Work order:
Keep every character as it is and output all of the records.
***** Excerpted data
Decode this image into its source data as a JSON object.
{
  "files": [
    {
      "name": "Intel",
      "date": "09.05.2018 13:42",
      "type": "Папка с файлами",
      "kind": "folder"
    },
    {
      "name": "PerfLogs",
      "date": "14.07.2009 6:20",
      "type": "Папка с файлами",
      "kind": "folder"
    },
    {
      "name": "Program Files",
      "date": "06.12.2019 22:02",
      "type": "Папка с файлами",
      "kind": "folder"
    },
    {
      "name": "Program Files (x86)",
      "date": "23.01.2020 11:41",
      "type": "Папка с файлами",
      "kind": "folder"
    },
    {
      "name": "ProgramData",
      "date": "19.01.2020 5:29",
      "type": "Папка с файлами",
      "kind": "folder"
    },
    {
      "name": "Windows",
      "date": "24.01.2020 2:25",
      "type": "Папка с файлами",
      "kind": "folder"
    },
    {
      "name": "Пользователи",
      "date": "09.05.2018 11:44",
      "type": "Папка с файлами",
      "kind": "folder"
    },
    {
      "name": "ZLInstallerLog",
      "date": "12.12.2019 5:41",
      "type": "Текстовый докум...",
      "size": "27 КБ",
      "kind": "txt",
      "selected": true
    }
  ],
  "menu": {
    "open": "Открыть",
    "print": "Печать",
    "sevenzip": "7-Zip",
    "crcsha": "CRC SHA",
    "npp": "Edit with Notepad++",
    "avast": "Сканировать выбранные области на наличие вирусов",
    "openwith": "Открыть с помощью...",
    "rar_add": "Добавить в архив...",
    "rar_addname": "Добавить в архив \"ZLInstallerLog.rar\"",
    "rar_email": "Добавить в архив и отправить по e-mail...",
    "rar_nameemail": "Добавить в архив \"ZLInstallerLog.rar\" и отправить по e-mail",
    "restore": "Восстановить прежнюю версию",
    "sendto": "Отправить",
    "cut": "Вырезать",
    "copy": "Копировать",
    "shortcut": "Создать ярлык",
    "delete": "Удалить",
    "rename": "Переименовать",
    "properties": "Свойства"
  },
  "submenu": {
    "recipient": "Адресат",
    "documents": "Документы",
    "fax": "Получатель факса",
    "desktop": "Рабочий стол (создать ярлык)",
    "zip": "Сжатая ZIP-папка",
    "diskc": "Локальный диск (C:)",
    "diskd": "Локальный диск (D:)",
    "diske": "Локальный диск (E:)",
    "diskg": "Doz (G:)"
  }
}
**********
Result of this exercise:
Decode this image into its source data as a JSON object.
{
  "files": [
    {
      "name": "Intel",
      "date": "09.05.2018 13:42",
      "type": "Папка с файлами",
      "kind": "folder"
    },
    {
      "name": "PerfLogs",
      "date": "14.07.2009 6:20",
      "type": "Папка с файлами",
      "kind": "folder"
    },
    {
      "name": "Program Files",
      "date": "06.12.2019 22:02",
      "type": "Папка с файлами",
      "kind": "folder"
    },
    {
      "name": "Program Files (x86)",
      "date": "23.01.2020 11:41",
      "type": "Папка с файлами",
      "kind": "folder"
    },
    {
      "name": "ProgramData",
      "date": "19.01.2020 5:29",
      "type": "Папка с файлами",
      "kind": "folder"
    },
    {
      "name": "Windows",
      "date": "24.01.2020 2:25",
      "type": "Папка с файлами",
      "kind": "folder"
    },
    {
      "name": "Пользователи",
      "date": "09.05.2018 11:44",
      "type": "Папка с файлами",
      "kind": "folder"
    },
    {
      "name": "ZLInstallerLog",
      "date": "12.12.2019 5:41",
      "type": "Текстовый докум...",
      "size": "27 КБ",
      "kind": "txt",
      "selected": true
    }
  ],
  "menu": {
    "open": "Открыть",
    "print": "Печать",
    "sevenzip": "7-Zip",
    "crcsha": "CRC SHA",
    "npp": "Edit with Notepad++",
    "avast": "Сканировать выбранные области на наличие вирусов",
    "openwith": "Открыть с помощью...",
    "rar_add": "Добавить в архив...",
    "rar_addname": "Добавить в архив \"ZLInstallerLog.rar\"",
    "rar_email": "Добавить в архив и отправить по e-mail...",
    "rar_nameemail": "Добавить в архив \"ZLInstallerLog.rar\" и отправить по e-mail",
    "restore": "Восстановить прежнюю версию",
    "sendto": "Отправить",
    "cut": "Вырезать",
    "copy": "Копировать",
    "shortcut": "Создать ярлык",
    "delete": "Удалить",
    "rename": "Переименовать",
    "properties": "Свойства"
  },
  "submenu": {
    "recipient": "Адресат",
    "documents": "Документы",
    "fax": "Получатель факса",
    "desktop": "Рабочий стол (создать ярлык)",
    "zip": "Сжатая ZIP-папка",
    "diskc": "Локальный диск (C:)",
    "diskd": "Локальный диск (D:)",
    "diske": "Локальный диск (E:)",
    "diskg": "Doz (G:)"
  }
}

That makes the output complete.